Saturday, February 26, 2011


It was at the dinner after work. I was with some friends, and I don't know how it was started, but suddenly we were talking about the sakaratul maut

One of my friends told us that he had to witness the last minutes of his mother's life. It wasn’t until years after that that he realized, that it had left him with a trauma. The fact that he had been faced with the situation where someone meant a lot to him was in a critical condition, and he didn’t know what to do, has left him with a question that he has not been able to deal with until now: how could he be so ignorant and not realizing that the time was close for her mother. 

He said if he’d only known, he would’ve asked or led her mother to recite some prayers. If he had known, he'd stop searching for the signs of hope and would focus more on guiding his mother embracing her last moments. If he'd only known, he'd been able to help her went through her last minutes with grace.

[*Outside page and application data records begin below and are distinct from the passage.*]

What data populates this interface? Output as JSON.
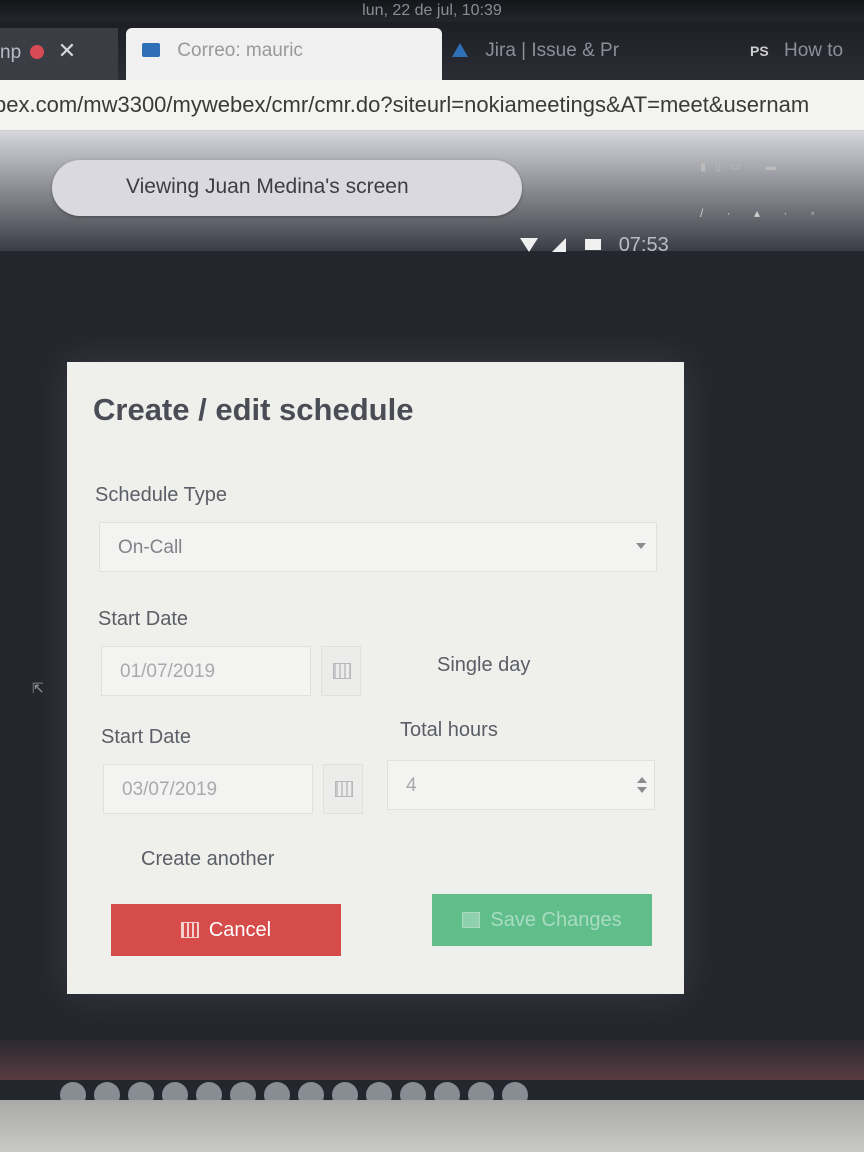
{
  "system": {
    "datetime": "lun, 22 de jul, 10:39"
  },
  "tabs": [
    {
      "label": "np",
      "close": "✕"
    },
    {
      "label": "Correo: mauric"
    },
    {
      "label": "Jira | Issue & Pr"
    },
    {
      "badge": "PS",
      "label": "How to"
    }
  ],
  "address_bar": {
    "url": "bex.com/mw3300/mywebex/cmr/cmr.do?siteurl=nokiameetings&AT=meet&usernam"
  },
  "webex": {
    "viewing_label": "Viewing Juan Medina's screen"
  },
  "remote_status": {
    "time": "07:53"
  },
  "dialog": {
    "title": "Create / edit schedule",
    "schedule_type": {
      "label": "Schedule Type",
      "value": "On-Call"
    },
    "start_date": {
      "label": "Start Date",
      "value": "01/07/2019"
    },
    "single_day_label": "Single day",
    "end_date": {
      "label": "Start Date",
      "value": "03/07/2019"
    },
    "total_hours": {
      "label": "Total hours",
      "value": "4"
    },
    "create_another_label": "Create another",
    "cancel_label": "Cancel",
    "save_label": "Save Changes"
  },
  "colors": {
    "cancel": "#d64c4a",
    "save": "#5fbe8a",
    "dialog_bg": "#efefec",
    "title": "#4a4d55"
  }
}
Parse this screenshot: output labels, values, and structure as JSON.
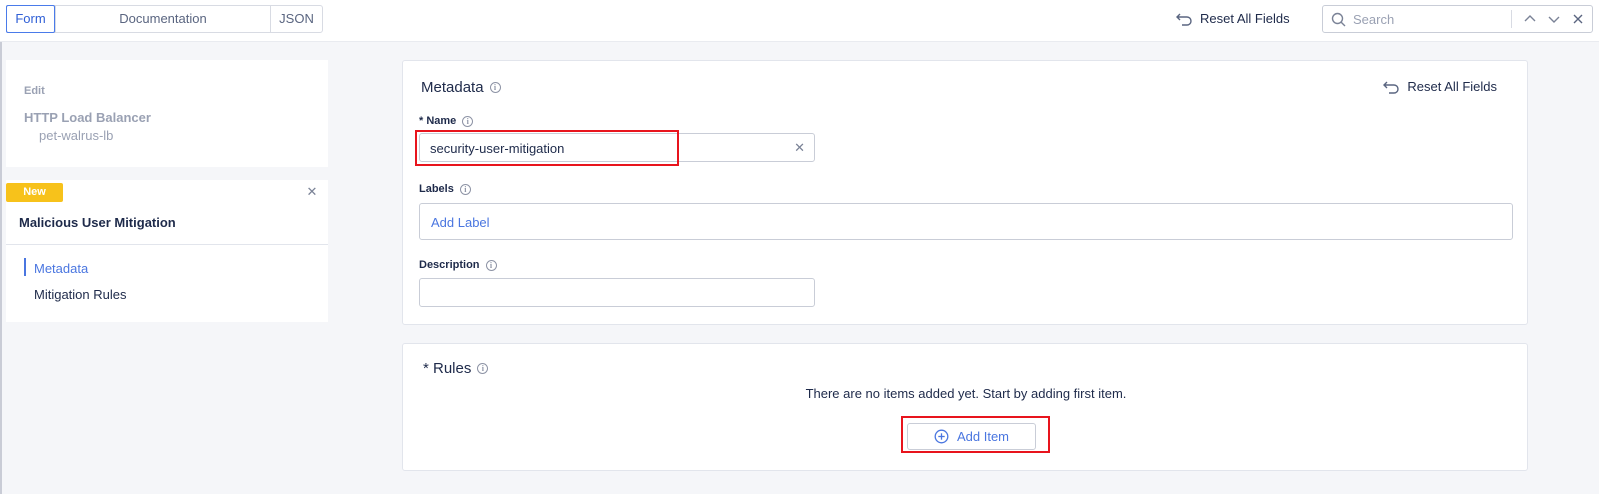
{
  "topbar": {
    "tabs": [
      {
        "label": "Form",
        "active": true
      },
      {
        "label": "Documentation",
        "active": false
      },
      {
        "label": "JSON",
        "active": false
      }
    ],
    "reset_label": "Reset All Fields",
    "search_placeholder": "Search"
  },
  "sidebar": {
    "edit_card": {
      "label": "Edit",
      "title": "HTTP Load Balancer",
      "subtitle": "pet-walrus-lb"
    },
    "new_card": {
      "badge": "New",
      "title": "Malicious User Mitigation",
      "nav": [
        {
          "label": "Metadata",
          "active": true
        },
        {
          "label": "Mitigation Rules",
          "active": false
        }
      ]
    }
  },
  "metadata_panel": {
    "title": "Metadata",
    "reset_label": "Reset All Fields",
    "name_label": "* Name",
    "name_value": "security-user-mitigation",
    "labels_label": "Labels",
    "labels_placeholder": "Add Label",
    "description_label": "Description",
    "description_value": ""
  },
  "rules_panel": {
    "title": "* Rules",
    "empty_text": "There are no items added yet. Start by adding first item.",
    "add_button_label": "Add Item"
  },
  "colors": {
    "accent": "#4a76e0",
    "badge": "#f7c21b",
    "highlight": "#e8141d",
    "text": "#1e2a4a"
  },
  "icons": [
    "reset-icon",
    "search-icon",
    "chevron-up-icon",
    "chevron-down-icon",
    "close-icon",
    "info-icon",
    "plus-circle-icon"
  ]
}
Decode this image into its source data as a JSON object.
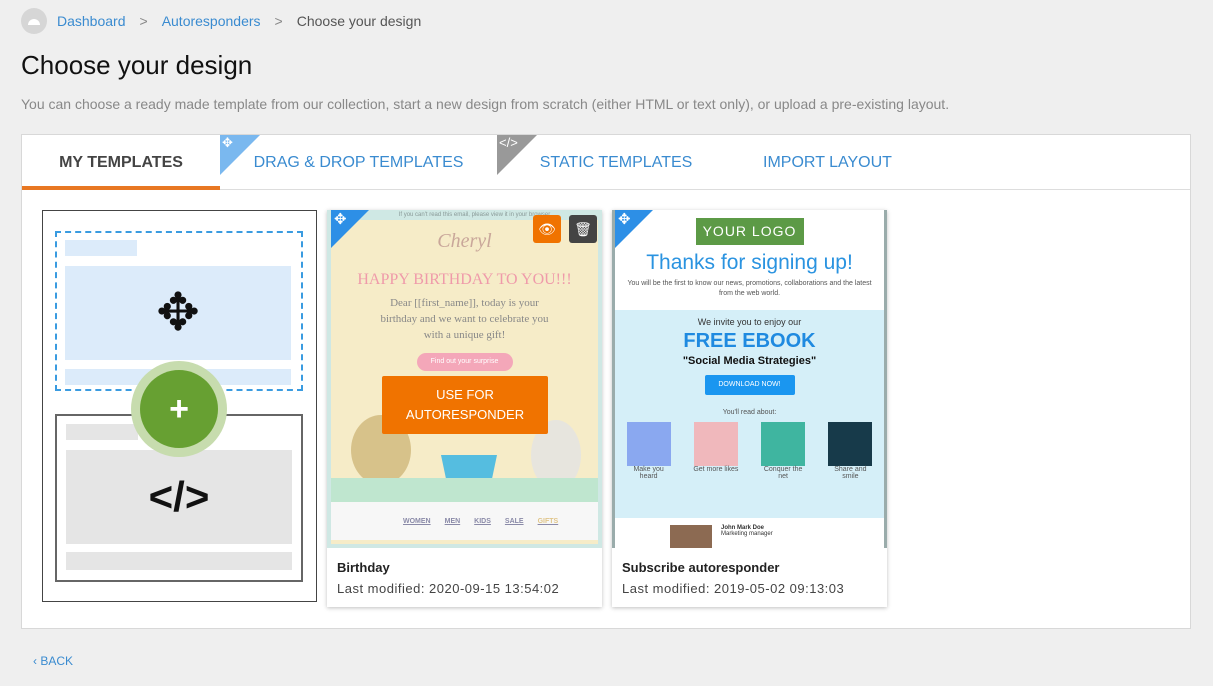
{
  "breadcrumb": {
    "items": [
      "Dashboard",
      "Autoresponders"
    ],
    "current": "Choose your design"
  },
  "page": {
    "title": "Choose your design",
    "description": "You can choose a ready made template from our collection, start a new design from scratch (either HTML or text only), or upload a pre-existing layout."
  },
  "tabs": [
    {
      "label": "MY TEMPLATES",
      "active": true
    },
    {
      "label": "DRAG & DROP TEMPLATES",
      "badge": "move-icon"
    },
    {
      "label": "STATIC TEMPLATES",
      "badge": "code-icon"
    },
    {
      "label": "IMPORT LAYOUT"
    }
  ],
  "new_design": {
    "icon_move": "move-icon",
    "icon_add": "plus-icon",
    "icon_code": "</>"
  },
  "templates": [
    {
      "name": "Birthday",
      "modified": "Last modified: 2020-09-15 13:54:02",
      "use_label": "USE FOR AUTORESPONDER",
      "preview": {
        "top": "If you can't read this email, please view it in your browser",
        "brand": "Cheryl",
        "headline": "HAPPY BIRTHDAY TO YOU!!!",
        "body": "Dear [[first_name]], today is your birthday and we want to celebrate you with a unique gift!",
        "cta": "Find out your surprise",
        "nav": [
          "WOMEN",
          "MEN",
          "KIDS",
          "SALE",
          "GIFTS"
        ]
      }
    },
    {
      "name": "Subscribe autoresponder",
      "modified": "Last modified: 2019-05-02 09:13:03",
      "preview": {
        "logo": "YOUR LOGO",
        "headline": "Thanks for signing up!",
        "sub": "You will be the first to know our news, promotions, collaborations and the latest from the web world.",
        "invite": "We invite you to enjoy our",
        "offer": "FREE EBOOK",
        "book": "\"Social Media Strategies\"",
        "cta": "DOWNLOAD NOW!",
        "read": "You'll read about:",
        "topics": [
          "Make you heard",
          "Get more likes",
          "Conquer the net",
          "Share and smile"
        ],
        "person": "John Mark Doe",
        "role": "Marketing manager"
      }
    }
  ],
  "footer": {
    "back": "‹ BACK"
  },
  "colors": {
    "accent": "#e87722",
    "link": "#3a8bd0",
    "use_button": "#f07300"
  }
}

I think all of us have our own ‘if only’ moments about losing our loved ones. Some of them are probably too devastating that we don’t want to share it with anyone. Most of the time, we don't face them and deal with them. We even refuse to consciously acknowledge them. But they're there. They live, in the darkest corner of our mind. 

My most devastating ‘if only’ story is quite similar with my friend's. 

I witnessed the last seconds of my father’s life. He died in my arms. I saw him taking his last breath. I still remember how it sounds. And I completely remember how I became absolutely calm and rational. The wheel in my mind effectively turned to process one information, one necessary, urgent information at that time: what to do after this. Starting with finding a doctor to confirm his death, letting the neighbours know so they can help me notifying the mosque so that the mosque can make an announcement, making phone calls to some close relatives, and, of course, arranging the chairs in the room before anyone come.

Years after that, those are the memories that I can recall. The shock after finding my father died, and the sudden switch of emotion. After that, everything was fast forwarded. And then it was life as usual.

I didn’t remember helping him saying his last pray, or anything of the sorts. I remember trying to find any signs that he was still alive. I remember trying to give him waters. I remember trying to feel the pulse in his hands. I remember the slowly creeping realization when I felt his feet were already cold. I remember when I finally closed his eyes with my fingers. 

And of course, I'd have to deal with my 'if only's. 

A few minutes before my father died, I was trying to avoid him. Simply because I was sleepy and not in the mood of talking to anyone. I was in my room and pretended I didn't hear him when he's knocking on my door, asking me to accompany him for dinner, a thing that, if I'd only pay more attention, was very unlikely to be expected from him.

If I'd only known that it was close, I'd be more behave. If I'd only realized that the time was near for him, I'd do something else. Anything else, instead of trying to bring him back to consciousness by giving him water. Not that I have any reliable and competent reference on that either. 

Thinking about it now, I consider myself (slightly) luckier than my friend. At the very last seconds when I realized that my father was in sakaratul maut, I managed to guide him to recite astaghfirullahal'adzim and tauhid. Were those the correct and proper prayers to recite for such occasion, I didn't know. I also didn't remember hearing him following and repeating what I said. I don't think he did. I just hoped that with the last amount of consciousness that he had left, he'd heard me. Somehow I thought that would be enough.

It's still a devastating moment for me. Losing your loved one always is. And it doesn't just fade away in times. Most of the time, it stays. Sometimes because it was a huge loss for you, sometimes because there's just too many if only's to deal with that it doesn't run out after years. 

Ten years have passed since my father died. And I'm not getting any wiser about it. I can accept the fact that his time had arrived and he's in better place now. But I can't stop thinking, even until now, that if only I could do things differently. 

There's this saying about don't take your loved ones for granted. A conversation with the friends I mentioned earlier had bring a whole new meaning to it. As usual, wise words are wise words and we understand the meaning and we understand the importance of the meaning. It's just that we don't understand it that much, not enough to actually do and committed to it, until something happen and the understanding was finally forced upon us.

I just wish that one day, when I have to lose the person I love, I'll be wiser. 

Pinggiran Jakarta, early in the morning


  1. Like most people who experience that 'last-moment-with-your-loved-one-scene', i'm still having my 'if only' moments now and then. And the interesting thing is you post this just before i publish a similar post.
    i guess our loved ones have been hovering around both of us at the same time. :D

  2. @Dame ah what a coincidence ya bu :)